[Start of section]

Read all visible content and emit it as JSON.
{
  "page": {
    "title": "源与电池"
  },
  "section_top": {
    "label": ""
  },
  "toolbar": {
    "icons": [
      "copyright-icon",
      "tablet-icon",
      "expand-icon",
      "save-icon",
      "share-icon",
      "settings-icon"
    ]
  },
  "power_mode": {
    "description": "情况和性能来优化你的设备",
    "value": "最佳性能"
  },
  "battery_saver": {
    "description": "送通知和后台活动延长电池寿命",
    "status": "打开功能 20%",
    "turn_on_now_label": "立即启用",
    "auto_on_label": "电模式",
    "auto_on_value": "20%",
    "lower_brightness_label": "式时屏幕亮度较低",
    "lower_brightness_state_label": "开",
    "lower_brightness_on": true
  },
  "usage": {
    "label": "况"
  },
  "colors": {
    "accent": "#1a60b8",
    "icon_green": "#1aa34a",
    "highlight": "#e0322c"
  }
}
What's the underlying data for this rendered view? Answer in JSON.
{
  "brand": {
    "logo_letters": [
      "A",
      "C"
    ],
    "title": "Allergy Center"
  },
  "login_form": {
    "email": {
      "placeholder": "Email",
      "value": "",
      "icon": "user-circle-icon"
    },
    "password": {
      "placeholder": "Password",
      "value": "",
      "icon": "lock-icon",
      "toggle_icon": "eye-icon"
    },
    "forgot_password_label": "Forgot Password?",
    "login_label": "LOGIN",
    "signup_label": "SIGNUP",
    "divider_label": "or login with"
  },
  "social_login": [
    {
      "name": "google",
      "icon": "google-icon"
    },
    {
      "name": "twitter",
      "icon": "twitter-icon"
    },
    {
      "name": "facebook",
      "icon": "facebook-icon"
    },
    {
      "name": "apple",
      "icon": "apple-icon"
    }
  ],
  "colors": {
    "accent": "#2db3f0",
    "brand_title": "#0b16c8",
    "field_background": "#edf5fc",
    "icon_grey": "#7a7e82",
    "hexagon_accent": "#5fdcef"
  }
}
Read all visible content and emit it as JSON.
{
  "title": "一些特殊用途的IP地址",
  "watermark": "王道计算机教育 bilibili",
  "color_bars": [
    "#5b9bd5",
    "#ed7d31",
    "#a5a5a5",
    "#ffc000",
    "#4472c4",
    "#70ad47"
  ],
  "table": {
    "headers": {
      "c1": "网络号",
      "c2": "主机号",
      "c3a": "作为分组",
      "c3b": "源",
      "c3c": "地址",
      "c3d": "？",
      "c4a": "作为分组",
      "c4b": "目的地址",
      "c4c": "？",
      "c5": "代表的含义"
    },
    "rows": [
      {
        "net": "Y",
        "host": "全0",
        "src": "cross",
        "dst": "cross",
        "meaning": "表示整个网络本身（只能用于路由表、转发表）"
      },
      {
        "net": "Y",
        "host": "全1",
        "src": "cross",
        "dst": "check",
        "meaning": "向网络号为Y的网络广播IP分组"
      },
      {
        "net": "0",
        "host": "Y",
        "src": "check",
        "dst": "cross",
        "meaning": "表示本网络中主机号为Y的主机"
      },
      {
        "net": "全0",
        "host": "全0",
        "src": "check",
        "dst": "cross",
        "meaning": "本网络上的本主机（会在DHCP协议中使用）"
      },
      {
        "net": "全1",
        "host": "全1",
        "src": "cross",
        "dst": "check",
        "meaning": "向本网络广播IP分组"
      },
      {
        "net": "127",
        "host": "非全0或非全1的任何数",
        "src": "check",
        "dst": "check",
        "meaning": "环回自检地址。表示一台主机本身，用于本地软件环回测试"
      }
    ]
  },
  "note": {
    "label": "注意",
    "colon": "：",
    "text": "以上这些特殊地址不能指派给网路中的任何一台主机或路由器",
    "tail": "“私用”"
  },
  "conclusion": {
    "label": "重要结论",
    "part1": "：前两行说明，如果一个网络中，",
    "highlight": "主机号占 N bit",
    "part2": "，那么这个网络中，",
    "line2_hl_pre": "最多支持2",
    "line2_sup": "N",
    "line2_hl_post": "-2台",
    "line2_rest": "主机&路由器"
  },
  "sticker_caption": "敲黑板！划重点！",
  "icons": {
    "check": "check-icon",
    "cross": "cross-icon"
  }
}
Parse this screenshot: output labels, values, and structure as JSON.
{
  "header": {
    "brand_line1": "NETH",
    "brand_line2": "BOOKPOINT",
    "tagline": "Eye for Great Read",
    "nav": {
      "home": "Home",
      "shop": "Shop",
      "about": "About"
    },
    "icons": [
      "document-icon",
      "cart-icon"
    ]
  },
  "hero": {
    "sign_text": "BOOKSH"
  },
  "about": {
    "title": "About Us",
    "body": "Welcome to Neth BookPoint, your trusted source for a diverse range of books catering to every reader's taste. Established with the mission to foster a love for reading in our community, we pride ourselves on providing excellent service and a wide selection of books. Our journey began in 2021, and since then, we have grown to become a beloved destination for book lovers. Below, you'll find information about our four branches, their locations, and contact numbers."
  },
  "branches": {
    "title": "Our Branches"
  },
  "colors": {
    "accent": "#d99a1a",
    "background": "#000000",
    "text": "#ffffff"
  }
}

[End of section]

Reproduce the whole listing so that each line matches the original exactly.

→ PROBLEM SOLUTION:
Read all visible content and emit it as JSON.
{
  "page": {
    "title": "源与电池"
  },
  "section_top": {
    "label": ""
  },
  "toolbar": {
    "icons": [
      "copyright-icon",
      "tablet-icon",
      "expand-icon",
      "save-icon",
      "share-icon",
      "settings-icon"
    ]
  },
  "power_mode": {
    "description": "情况和性能来优化你的设备",
    "value": "最佳性能"
  },
  "battery_saver": {
    "description": "送通知和后台活动延长电池寿命",
    "status": "打开功能 20%",
    "turn_on_now_label": "立即启用",
    "auto_on_label": "电模式",
    "auto_on_value": "20%",
    "lower_brightness_label": "式时屏幕亮度较低",
    "lower_brightness_state_label": "开",
    "lower_brightness_on": true
  },
  "usage": {
    "label": "况"
  },
  "colors": {
    "accent": "#1a60b8",
    "icon_green": "#1aa34a",
    "highlight": "#e0322c"
  }
}
What's the underlying data for this rendered view? Answer in JSON.
{
  "brand": {
    "logo_letters": [
      "A",
      "C"
    ],
    "title": "Allergy Center"
  },
  "login_form": {
    "email": {
      "placeholder": "Email",
      "value": "",
      "icon": "user-circle-icon"
    },
    "password": {
      "placeholder": "Password",
      "value": "",
      "icon": "lock-icon",
      "toggle_icon": "eye-icon"
    },
    "forgot_password_label": "Forgot Password?",
    "login_label": "LOGIN",
    "signup_label": "SIGNUP",
    "divider_label": "or login with"
  },
  "social_login": [
    {
      "name": "google",
      "icon": "google-icon"
    },
    {
      "name": "twitter",
      "icon": "twitter-icon"
    },
    {
      "name": "facebook",
      "icon": "facebook-icon"
    },
    {
      "name": "apple",
      "icon": "apple-icon"
    }
  ],
  "colors": {
    "accent": "#2db3f0",
    "brand_title": "#0b16c8",
    "field_background": "#edf5fc",
    "icon_grey": "#7a7e82",
    "hexagon_accent": "#5fdcef"
  }
}
Read all visible content and emit it as JSON.
{
  "title": "一些特殊用途的IP地址",
  "watermark": "王道计算机教育 bilibili",
  "color_bars": [
    "#5b9bd5",
    "#ed7d31",
    "#a5a5a5",
    "#ffc000",
    "#4472c4",
    "#70ad47"
  ],
  "table": {
    "headers": {
      "c1": "网络号",
      "c2": "主机号",
      "c3a": "作为分组",
      "c3b": "源",
      "c3c": "地址",
      "c3d": "？",
      "c4a": "作为分组",
      "c4b": "目的地址",
      "c4c": "？",
      "c5": "代表的含义"
    },
    "rows": [
      {
        "net": "Y",
        "host": "全0",
        "src": "cross",
        "dst": "cross",
        "meaning": "表示整个网络本身（只能用于路由表、转发表）"
      },
      {
        "net": "Y",
        "host": "全1",
        "src": "cross",
        "dst": "check",
        "meaning": "向网络号为Y的网络广播IP分组"
      },
      {
        "net": "0",
        "host": "Y",
        "src": "check",
        "dst": "cross",
        "meaning": "表示本网络中主机号为Y的主机"
      },
      {
        "net": "全0",
        "host": "全0",
        "src": "check",
        "dst": "cross",
        "meaning": "本网络上的本主机（会在DHCP协议中使用）"
      },
      {
        "net": "全1",
        "host": "全1",
        "src": "cross",
        "dst": "check",
        "meaning": "向本网络广播IP分组"
      },
      {
        "net": "127",
        "host": "非全0或非全1的任何数",
        "src": "check",
        "dst": "check",
        "meaning": "环回自检地址。表示一台主机本身，用于本地软件环回测试"
      }
    ]
  },
  "note": {
    "label": "注意",
    "colon": "：",
    "text": "以上这些特殊地址不能指派给网路中的任何一台主机或路由器",
    "tail": "“私用”"
  },
  "conclusion": {
    "label": "重要结论",
    "part1": "：前两行说明，如果一个网络中，",
    "highlight": "主机号占 N bit",
    "part2": "，那么这个网络中，",
    "line2_hl_pre": "最多支持2",
    "line2_sup": "N",
    "line2_hl_post": "-2台",
    "line2_rest": "主机&路由器"
  },
  "sticker_caption": "敲黑板！划重点！",
  "icons": {
    "check": "check-icon",
    "cross": "cross-icon"
  }
}
Parse this screenshot: output labels, values, and structure as JSON.
{
  "header": {
    "brand_line1": "NETH",
    "brand_line2": "BOOKPOINT",
    "tagline": "Eye for Great Read",
    "nav": {
      "home": "Home",
      "shop": "Shop",
      "about": "About"
    },
    "icons": [
      "document-icon",
      "cart-icon"
    ]
  },
  "hero": {
    "sign_text": "BOOKSH"
  },
  "about": {
    "title": "About Us",
    "body": "Welcome to Neth BookPoint, your trusted source for a diverse range of books catering to every reader's taste. Established with the mission to foster a love for reading in our community, we pride ourselves on providing excellent service and a wide selection of books. Our journey began in 2021, and since then, we have grown to become a beloved destination for book lovers. Below, you'll find information about our four branches, their locations, and contact numbers."
  },
  "branches": {
    "title": "Our Branches"
  },
  "colors": {
    "accent": "#d99a1a",
    "background": "#000000",
    "text": "#ffffff"
  }
}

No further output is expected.